  • Traumatic brain injuries
  • Traumatic spinal cord injuries
  • Multiple fractures requiring surgery
  • Organ damage
  • Nerve damage

California’s dooring statute

California Vehicle Code 22517 prohibits opening the door of a vehicle on the side of moving traffic unless it’s “reasonably safe to do so and can be done without interfering with the movement of such traffic.” There’s no question that this statute creates liability for dooring injuries on the person opening a vehicle door as opposed to a cyclist. Different municipalities also have their own dooring ordinances, especially those municipalities that have bike lanes.

Injury claims can be brought

Bicyclists and motorcyclists who have been injured in dooring accidents in California can bring personal injury claims against the people who caused their accidents. By demonstrating that the driver or passenger was in violation of the California dooring statute by not checking to see if the space was clear, the dooring victim may be able to prove negligence.


After showing that a motorist or passenger was negligent in opening a vehicle door, the victim becomes eligible for damages. Those might include:

  • Past medical bills and medical bills reasonably expected to be incurred in the future
  • Past lost earnings and earnings reasonably expected to be lost in the future
  • Any permanent disfigurement
  • Any permanent disability
  • Pain and suffering
  • Funeral and burial costs in the event of a wrongful death

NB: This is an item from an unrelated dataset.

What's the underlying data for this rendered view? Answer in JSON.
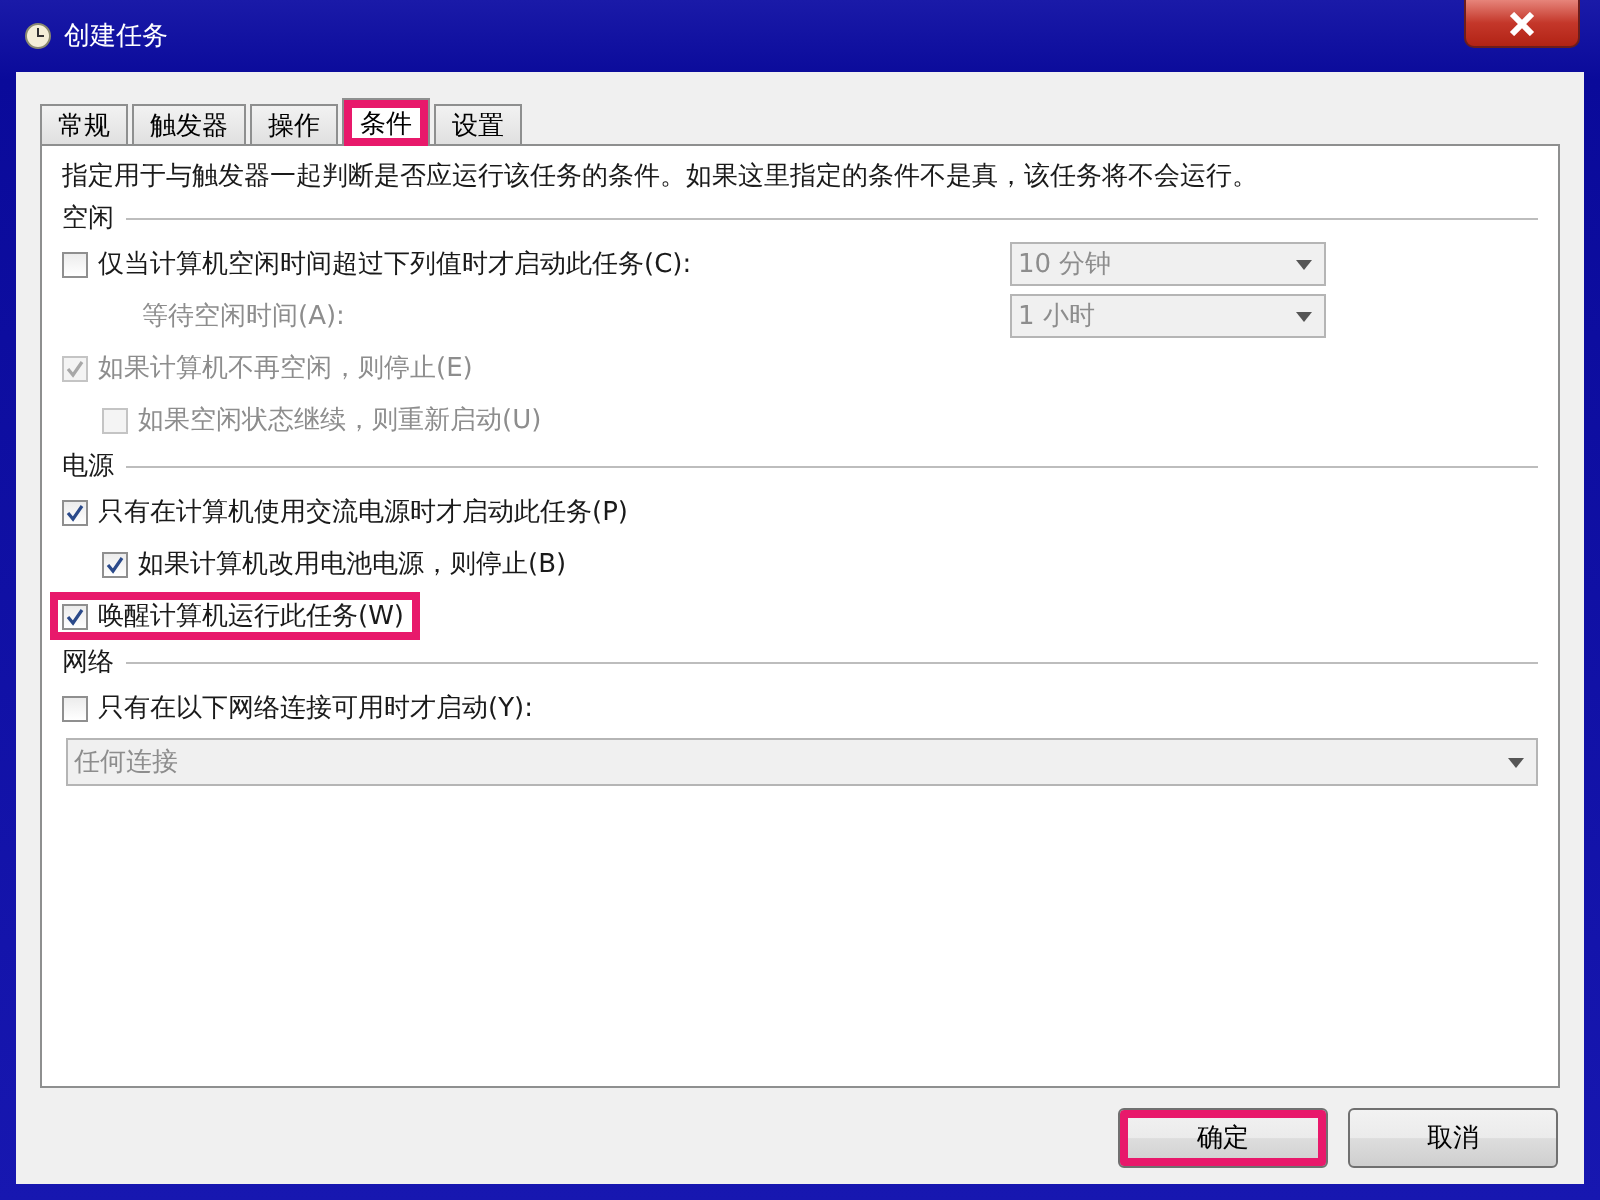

Comparative negligence

After a dooring accident, the party who caused the crash might try to argue that the victim was partially responsible for it. That’s known as comparative negligence. It’s an attempt to reduce the financial exposure of the guilty party’s insurer by attributing a percentage of the fault for the accident to the victim. Damages would then be reduced by the percentage of fault assigned to the victim. Should comparative negligence be raised, we’re prepared to make strong arguments against it.

Contact Bay Area Bicycle Accident Law’s Lawyers Today

Don’t give a medical authorization or statement of any kind to the opposing party’s insurer. The law doesn’t require you to do that, and it’s likely that the opposing insurer will try to use those against you. Contact our offices right away for a free consultation and case review after being injured in any northern California dooring accident. We have offices in San Francisco, Sacramento and Palo Alto and represent clients all over California.